David Chandler was the NSW’s first Building Commissioner. Last month he announced his resignation after three years in the role. Chandler has significant experience in the construction industry, including time working in Canberra as the Construction Director on the New Parliament House.
Chandler was appointed as Building Commissioner following a number of high-profile construction failures, including the Opal Tower and Mascot Towers. Using the 2018 Building Confidence Report as a guide, Chandler had a simple philosophy of holding all building practitioners involved in the design and construction process to account. This philosophy was cemented in the two critical pieces of legislation implemented during Chandler’s time – the Design and Building Practitioners Act 2020 and the Residential Apartment Buildings (Compliance and Enforcement Powers) Act 2020.
Chandler implemented reforms which gave new powers to inspect building sites, order rectification of serious defects and recovery of linked costs, and tightened requirements for designers, engineers and builders working. Many of the reforms focused on new residential unit and apartment buildings. The next area to be subject to his focus is a scheme to replace flammable cladding on residential apartment buildings.
The progress of building quality reform in the ACT since the release of the same 2018 Building Confident Report stands in stark contrast.
The ACT has had three building ministers responsible since 2018, all who have made many announcements about promised building reforms. To date, little has been implemented, let alone delivered.
A registration scheme for engineers was recommended in 2012 but is still incomplete.

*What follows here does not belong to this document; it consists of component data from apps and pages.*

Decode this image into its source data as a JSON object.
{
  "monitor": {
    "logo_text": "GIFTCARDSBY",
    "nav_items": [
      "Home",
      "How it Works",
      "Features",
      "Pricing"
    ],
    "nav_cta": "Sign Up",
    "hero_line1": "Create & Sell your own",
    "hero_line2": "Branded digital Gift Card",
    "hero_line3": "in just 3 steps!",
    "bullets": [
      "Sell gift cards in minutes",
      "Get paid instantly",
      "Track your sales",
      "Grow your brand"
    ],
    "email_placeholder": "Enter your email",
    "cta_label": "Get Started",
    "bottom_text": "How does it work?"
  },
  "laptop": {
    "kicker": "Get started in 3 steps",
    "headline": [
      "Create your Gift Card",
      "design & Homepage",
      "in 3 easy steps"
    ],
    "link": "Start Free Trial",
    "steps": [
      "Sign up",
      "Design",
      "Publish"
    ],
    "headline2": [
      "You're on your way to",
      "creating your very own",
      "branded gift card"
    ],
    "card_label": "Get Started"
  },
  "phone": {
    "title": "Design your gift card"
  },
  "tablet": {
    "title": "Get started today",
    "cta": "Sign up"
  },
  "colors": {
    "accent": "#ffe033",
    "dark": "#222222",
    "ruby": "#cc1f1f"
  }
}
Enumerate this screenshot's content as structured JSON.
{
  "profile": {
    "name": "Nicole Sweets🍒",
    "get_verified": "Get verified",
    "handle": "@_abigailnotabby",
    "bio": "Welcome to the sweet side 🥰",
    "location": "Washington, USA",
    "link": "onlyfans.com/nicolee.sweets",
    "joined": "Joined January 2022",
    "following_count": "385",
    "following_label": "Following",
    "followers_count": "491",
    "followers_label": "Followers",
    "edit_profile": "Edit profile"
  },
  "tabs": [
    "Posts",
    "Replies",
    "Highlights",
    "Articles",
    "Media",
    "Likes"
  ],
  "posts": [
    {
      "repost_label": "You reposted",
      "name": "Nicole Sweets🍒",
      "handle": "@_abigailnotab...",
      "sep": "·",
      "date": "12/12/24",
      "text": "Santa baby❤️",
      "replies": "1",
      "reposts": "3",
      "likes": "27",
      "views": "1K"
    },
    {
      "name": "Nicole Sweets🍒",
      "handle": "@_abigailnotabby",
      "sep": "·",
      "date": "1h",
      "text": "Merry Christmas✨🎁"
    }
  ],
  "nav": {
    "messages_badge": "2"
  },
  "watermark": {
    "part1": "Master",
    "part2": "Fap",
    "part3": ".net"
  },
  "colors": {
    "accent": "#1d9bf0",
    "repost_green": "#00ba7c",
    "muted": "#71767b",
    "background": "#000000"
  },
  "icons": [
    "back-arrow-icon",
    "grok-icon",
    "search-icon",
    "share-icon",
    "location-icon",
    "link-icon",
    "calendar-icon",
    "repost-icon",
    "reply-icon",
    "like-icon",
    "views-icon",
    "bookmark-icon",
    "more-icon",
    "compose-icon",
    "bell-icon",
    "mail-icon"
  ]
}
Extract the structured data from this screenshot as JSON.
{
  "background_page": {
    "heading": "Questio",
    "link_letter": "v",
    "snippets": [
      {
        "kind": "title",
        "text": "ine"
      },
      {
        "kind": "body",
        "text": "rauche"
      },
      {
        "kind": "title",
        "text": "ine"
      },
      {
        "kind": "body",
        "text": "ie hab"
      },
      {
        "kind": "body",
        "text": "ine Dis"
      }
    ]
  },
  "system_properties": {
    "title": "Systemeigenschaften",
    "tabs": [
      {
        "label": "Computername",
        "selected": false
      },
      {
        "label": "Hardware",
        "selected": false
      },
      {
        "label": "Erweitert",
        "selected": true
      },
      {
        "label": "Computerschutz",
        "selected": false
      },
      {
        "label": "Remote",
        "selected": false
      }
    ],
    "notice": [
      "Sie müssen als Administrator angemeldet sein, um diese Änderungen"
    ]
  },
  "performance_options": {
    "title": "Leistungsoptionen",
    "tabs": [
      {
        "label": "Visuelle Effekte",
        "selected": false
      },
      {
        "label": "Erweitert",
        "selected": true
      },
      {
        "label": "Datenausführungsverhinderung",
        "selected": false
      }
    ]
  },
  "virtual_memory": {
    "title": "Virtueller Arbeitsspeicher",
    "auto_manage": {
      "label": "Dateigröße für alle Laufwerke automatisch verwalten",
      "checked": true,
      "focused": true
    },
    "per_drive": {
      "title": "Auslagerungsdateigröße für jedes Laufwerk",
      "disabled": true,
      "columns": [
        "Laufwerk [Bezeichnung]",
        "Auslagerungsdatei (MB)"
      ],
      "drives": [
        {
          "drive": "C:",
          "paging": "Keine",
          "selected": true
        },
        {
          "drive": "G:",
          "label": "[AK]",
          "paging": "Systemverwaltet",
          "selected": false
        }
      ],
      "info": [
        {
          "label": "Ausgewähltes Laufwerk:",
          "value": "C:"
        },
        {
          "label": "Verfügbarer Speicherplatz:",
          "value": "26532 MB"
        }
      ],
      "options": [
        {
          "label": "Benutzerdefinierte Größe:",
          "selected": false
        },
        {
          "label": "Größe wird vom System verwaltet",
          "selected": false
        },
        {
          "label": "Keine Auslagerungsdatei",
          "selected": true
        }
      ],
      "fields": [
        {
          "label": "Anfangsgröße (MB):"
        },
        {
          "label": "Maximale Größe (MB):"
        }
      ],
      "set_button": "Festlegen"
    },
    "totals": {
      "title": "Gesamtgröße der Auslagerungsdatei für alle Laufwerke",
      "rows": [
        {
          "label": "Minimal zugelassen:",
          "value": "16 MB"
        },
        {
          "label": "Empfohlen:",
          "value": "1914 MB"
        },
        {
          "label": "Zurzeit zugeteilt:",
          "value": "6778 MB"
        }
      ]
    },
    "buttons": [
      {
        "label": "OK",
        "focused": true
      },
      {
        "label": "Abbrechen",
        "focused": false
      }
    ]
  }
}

Licensing of trade contracts such as carpenters or water proofers does not exist in the ACT, like in many other jurisdictions. Enforcement of building rules in the ACT is limited by the scarce funding given to the Access Canberra team responsible for the job.
A Building Commissioner was floated by the Canberra Liberals during the 2020 ACT election, however had little support for ACT Labour or Greens.
The Master Builders Association of the ACT believes building quality is a significant issue. We support sensible reforms and accountability measures for an industry which acknowledges there are building quality issues to be addressed. We continue to look forward to working cooperatively with the ACT Government to implement building reforms similar to that undertaken in NSW.